Benfotiamine is a medication that is closely related to and derived from Vitamin B1 (Thiamine). It has been shown to provide relief from the pain caused by diabetes when it is out of control. When ingested, Benfotiamine transfers thiamine to the body, thereby elevating the levels of the vitamin in the bloodstream.
This medication can help prevent the side effects and complications that arise from low levels of B1 in the human body. It is available both as a synthetic medical product as well as a naturally occurring substance in garlic, onions and other alliums.
Benfotiamine is used for the treatment of individuals with diabetes. The thiamine present in this medication has shown to interfere with the damaging by-products of sugar. This prevents several ailments from occurring.
A high blood sugar level can cause serious ailments in people with diabetes. Some of these are kidney problems, damage to the nerves, loss of vision, sexual dysfunction, and even loss of limbs. It may also lower the prevalence of heart attacks and strokes in individuals.
This drug has also been touted as reducing the effects that age has on the body. It can increase energy levels, promote a good mood and even help in the fight against alcoholism.
Advanced Glycation End Substances (AGEs) are ingested during the consumption of grilled, broiled or fried meat and other products. AGEs have been shown to cause inflammation. Benfotiamine is capable of negating these effects.
Always follow the prescription that your doctor has provided. Do not take this medication in a larger or lower dose than prescribed.

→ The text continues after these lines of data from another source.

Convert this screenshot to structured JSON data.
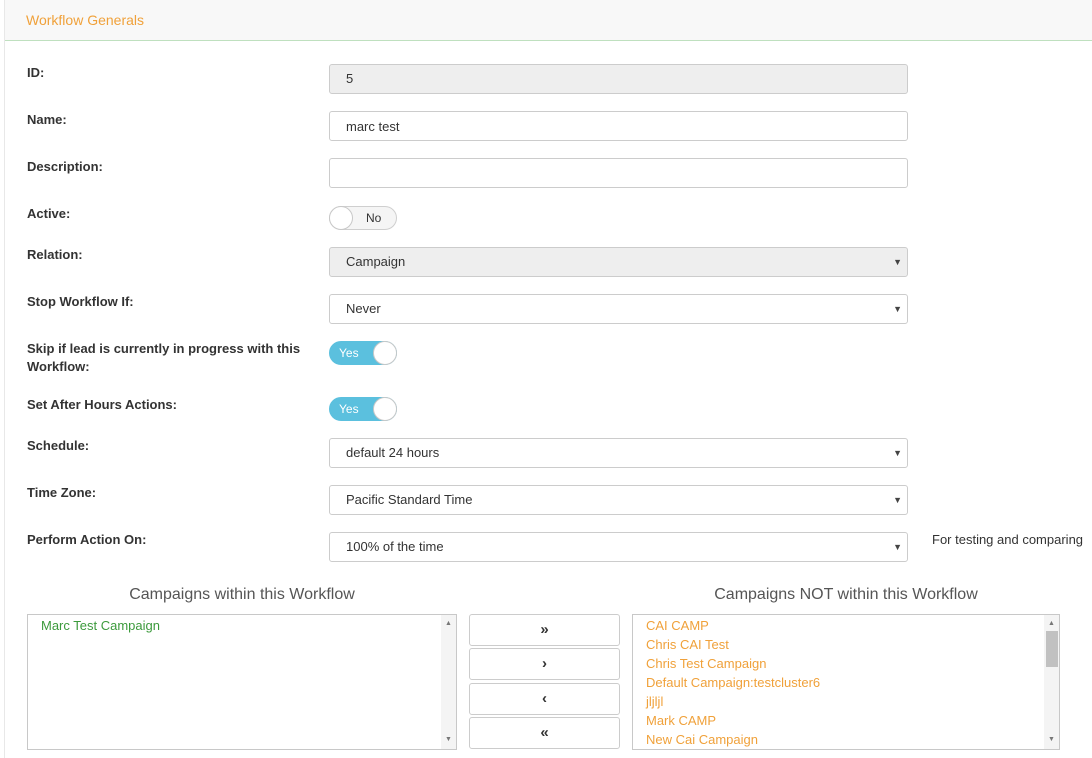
{
  "header": {
    "title": "Workflow Generals"
  },
  "fields": {
    "id": {
      "label": "ID:",
      "value": "5"
    },
    "name": {
      "label": "Name:",
      "value": "marc test"
    },
    "description": {
      "label": "Description:",
      "value": ""
    },
    "active": {
      "label": "Active:",
      "state": "No"
    },
    "relation": {
      "label": "Relation:",
      "value": "Campaign"
    },
    "stop_if": {
      "label": "Stop Workflow If:",
      "value": "Never"
    },
    "skip_in_progress": {
      "label": "Skip if lead is currently in progress with this Workflow:",
      "state": "Yes"
    },
    "after_hours": {
      "label": "Set After Hours Actions:",
      "state": "Yes"
    },
    "schedule": {
      "label": "Schedule:",
      "value": "default 24 hours"
    },
    "timezone": {
      "label": "Time Zone:",
      "value": "Pacific Standard Time"
    },
    "perform_on": {
      "label": "Perform Action On:",
      "value": "100% of the time",
      "note": "For testing and comparing"
    }
  },
  "lists": {
    "within": {
      "title": "Campaigns within this Workflow",
      "items": [
        "Marc Test Campaign"
      ],
      "color": "#3c9a3c"
    },
    "not_within": {
      "title": "Campaigns NOT within this Workflow",
      "items": [
        "CAI CAMP",
        "Chris CAI Test",
        "Chris Test Campaign",
        "Default Campaign:testcluster6",
        "jljljl",
        "Mark CAMP",
        "New Cai Campaign"
      ],
      "color": "#f0a13a"
    }
  },
  "move_buttons": {
    "add_all": "»",
    "add_one": "›",
    "remove_one": "‹",
    "remove_all": "«"
  },
  "icons": {
    "dropdown": "caret-down-icon",
    "scroll_up": "scroll-up-icon",
    "scroll_down": "scroll-down-icon"
  },
  "colors": {
    "accent": "#f0a13a",
    "toggle_on": "#5bc0de"
  }
}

This medication should be taken orally.
The total recommended dose for Benfotiamine is 300 mg. This should be divided into two doses of 150 mg, taken daily. You can take this medication with food.
The negative effects of Benfotiamine when taken in doses of several hundred milligrams in one dosage are almost negligible. However, it is recommended for safety’s sake that you stick to the dosing schedule your healthcare provider has assigned to you.
If you missed a dose of Benfotiamine, take it as soon as you remember. If your next dose is due soon, skip the missed dose and take your scheduled one instead. Do not take two doses together.
In the event of an overdose, call your nearest medical emergency service.
In theory, Benfotiamine should be harmful to certain people. It should cause symptoms like hot flashes, blue tinge to skin, tingling and being short of breath. However, this has not happened in practice. There are no confirmed side effects of taking this medication as long as it is in the correct dose.
There have been studies that show that Benfotiamine must be avoided by patients suffering from untreated cancer in the tumor form. However, these studies do not refer to thiamine in particular.
There are no known interactions of Benfotiamine with other medications. There are some drugs that interact with the human body and increase the need for the vitamin B1. Benfotiamine can actually interact in a positive manner when taken with these medications.